■ **Task description**
Please set down each entry exactly, omitting any picture it holds.

■ **Task input**
──────────────────────────────
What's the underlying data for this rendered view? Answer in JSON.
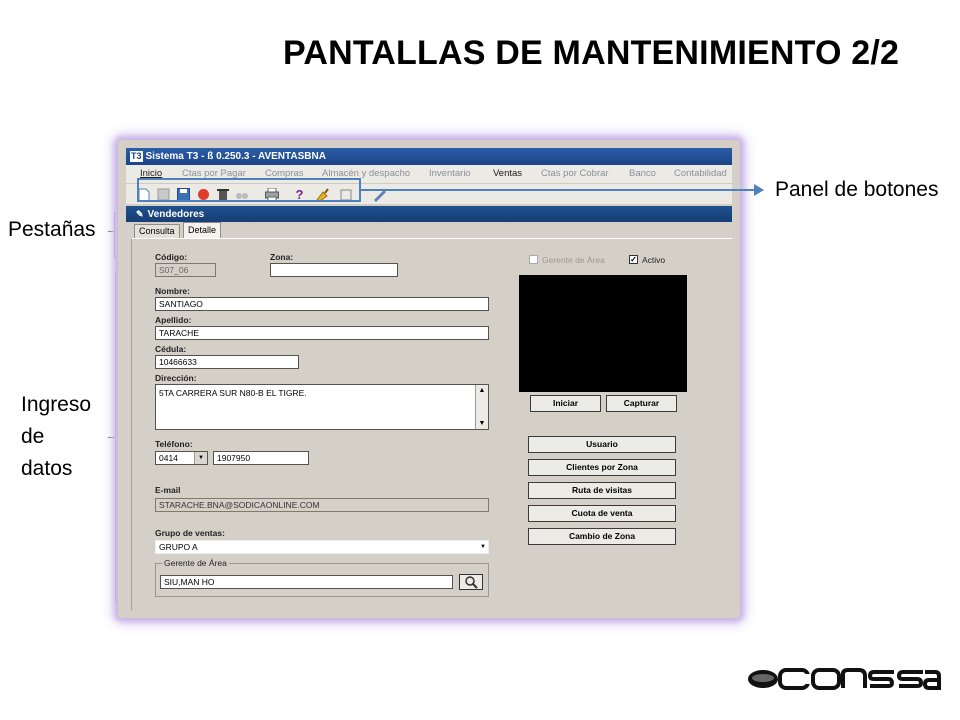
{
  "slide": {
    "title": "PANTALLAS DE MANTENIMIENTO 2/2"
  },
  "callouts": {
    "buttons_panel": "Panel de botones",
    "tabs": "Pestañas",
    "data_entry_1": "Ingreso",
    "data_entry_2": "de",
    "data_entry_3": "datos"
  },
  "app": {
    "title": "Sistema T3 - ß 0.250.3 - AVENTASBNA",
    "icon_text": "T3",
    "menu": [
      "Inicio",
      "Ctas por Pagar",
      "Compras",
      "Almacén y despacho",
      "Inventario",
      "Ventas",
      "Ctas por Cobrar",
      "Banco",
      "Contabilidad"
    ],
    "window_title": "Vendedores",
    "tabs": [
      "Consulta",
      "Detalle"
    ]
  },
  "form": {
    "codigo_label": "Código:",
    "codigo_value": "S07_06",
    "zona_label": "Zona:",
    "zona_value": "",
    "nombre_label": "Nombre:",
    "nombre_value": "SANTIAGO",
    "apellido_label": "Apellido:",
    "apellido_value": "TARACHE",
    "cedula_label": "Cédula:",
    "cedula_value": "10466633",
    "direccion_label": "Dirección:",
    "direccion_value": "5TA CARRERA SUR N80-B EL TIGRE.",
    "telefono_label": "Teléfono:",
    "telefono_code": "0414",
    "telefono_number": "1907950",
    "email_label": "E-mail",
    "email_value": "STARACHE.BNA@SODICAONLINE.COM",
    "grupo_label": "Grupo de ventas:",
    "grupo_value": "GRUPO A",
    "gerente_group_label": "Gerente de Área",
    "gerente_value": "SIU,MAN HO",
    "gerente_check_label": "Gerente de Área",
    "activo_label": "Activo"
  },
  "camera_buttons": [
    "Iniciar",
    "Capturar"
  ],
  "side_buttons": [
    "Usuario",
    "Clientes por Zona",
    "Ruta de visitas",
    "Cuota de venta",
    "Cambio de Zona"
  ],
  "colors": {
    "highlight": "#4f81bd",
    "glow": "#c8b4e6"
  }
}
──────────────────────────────
■ **Reply to the task**
What's the underlying data for this rendered view? Answer in JSON.
{
  "slide": {
    "title": "PANTALLAS DE MANTENIMIENTO 2/2"
  },
  "callouts": {
    "buttons_panel": "Panel de botones",
    "tabs": "Pestañas",
    "data_entry_1": "Ingreso",
    "data_entry_2": "de",
    "data_entry_3": "datos"
  },
  "app": {
    "title": "Sistema T3 - ß 0.250.3 - AVENTASBNA",
    "icon_text": "T3",
    "menu": [
      "Inicio",
      "Ctas por Pagar",
      "Compras",
      "Almacén y despacho",
      "Inventario",
      "Ventas",
      "Ctas por Cobrar",
      "Banco",
      "Contabilidad"
    ],
    "window_title": "Vendedores",
    "tabs": [
      "Consulta",
      "Detalle"
    ]
  },
  "form": {
    "codigo_label": "Código:",
    "codigo_value": "S07_06",
    "zona_label": "Zona:",
    "zona_value": "",
    "nombre_label": "Nombre:",
    "nombre_value": "SANTIAGO",
    "apellido_label": "Apellido:",
    "apellido_value": "TARACHE",
    "cedula_label": "Cédula:",
    "cedula_value": "10466633",
    "direccion_label": "Dirección:",
    "direccion_value": "5TA CARRERA SUR N80-B EL TIGRE.",
    "telefono_label": "Teléfono:",
    "telefono_code": "0414",
    "telefono_number": "1907950",
    "email_label": "E-mail",
    "email_value": "STARACHE.BNA@SODICAONLINE.COM",
    "grupo_label": "Grupo de ventas:",
    "grupo_value": "GRUPO A",
    "gerente_group_label": "Gerente de Área",
    "gerente_value": "SIU,MAN HO",
    "gerente_check_label": "Gerente de Área",
    "activo_label": "Activo"
  },
  "camera_buttons": [
    "Iniciar",
    "Capturar"
  ],
  "side_buttons": [
    "Usuario",
    "Clientes por Zona",
    "Ruta de visitas",
    "Cuota de venta",
    "Cambio de Zona"
  ],
  "colors": {
    "highlight": "#4f81bd",
    "glow": "#c8b4e6"
  }
}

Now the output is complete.